In 6 throws, the number of sixes will probably lie between 0 and 2; the proportion between 0 and 0.3333. . .

In 60 throws, the number of sixes will probably lie between 8 and 12; the proportion between 0.133 and 0.200.

In 600 throws, the number of sixes will probably lie between 93 and 107; the proportion between 0.155 and 0.178.

In 6,000 throws, the number of sixes will probably lie between 980 and 1,020; the proportion between .163 and .170.

In 60,000 throws, the number of sixes will probably lie between 9,938 and 10,062; the proportion between .1656 and .1677; and so on.

All this relates to independent events; that is, those of which the occurrence of one neither increases nor diminishes the probability of the occurrence of another. If an urn contains a number of balls, of which one-sixth are black and the rest white, every drawing of a black ball decreases the relative number of black balls among those which remain. If there were but one hundred and twenty balls in all, at first, and the first twenty drawn were black, it becomes absolutely certain that all the remaining drawings will be of white balls. The greater the total number, however, the less influence will the run of twenty black drawings have upon those which follow; and, if the total number were endless, the case would be similar to the repeated throwing of a die.

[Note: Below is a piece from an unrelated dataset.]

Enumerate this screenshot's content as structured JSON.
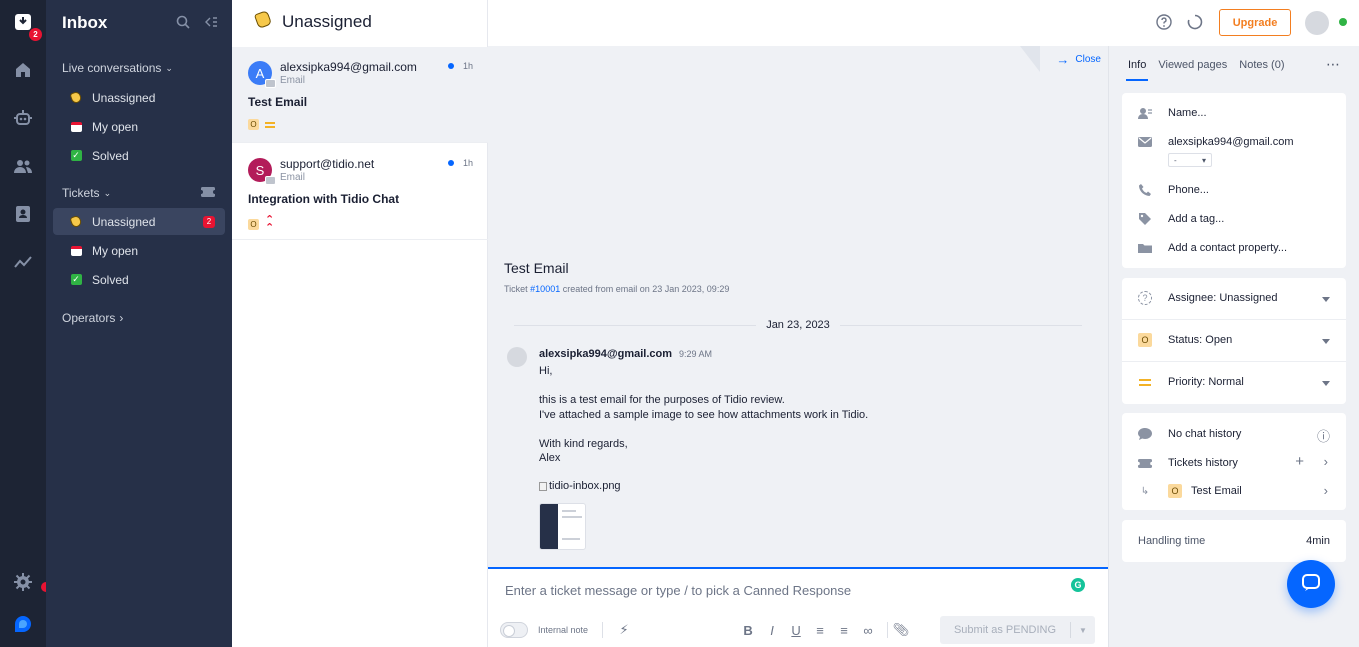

THE recent activity of psychological study, and the many valuable results arising from it, induced some of its leading students, two or three years ago, to found a new periodical entitled Mind: a Quarterly Review of Psychology and Philosophy, to be devoted to the investigation of mental phenomena, especially from the hitherto neglected physiological side. This review has done excellent service. It was a protest against the inadequacy of the old method of metaphysical and purely introspective study, and represented that class of philosophical thinkers who hold that, in treating of mind, its organic conditions are not to be lost sight of, but that mind and body are to be considered together.

A further and. very significant step, in the same direction, has now been taken by the establishment of another quarterly magazine, under the title of Brain: a Journal of Neurology.[1] The starting-point is here physiological, and the brain and nervous system are studied with reference to their various vital and psychical functions and effects. The editors are all eminent medical men, who have either acquired distinction through large experience in the treatment of nervous maladies involving intellectual and emotional derangement, or have achieved eminence in the department of experimental physiology of the nervous system. The method is here thoroughly scientific. The brain is not merely something to be recognized, but it is taken as the pri-

  1. Brain: A Journal of Neurology. Edited by J. C. Bucknill, M. D., J. Crichton-Browne, M. D., D. Ferrier, M. D., and J. Hughlings-Jackson, M. D. 142 pages quarterly. Price, 3s. 6d. New York: Macmillan & Co.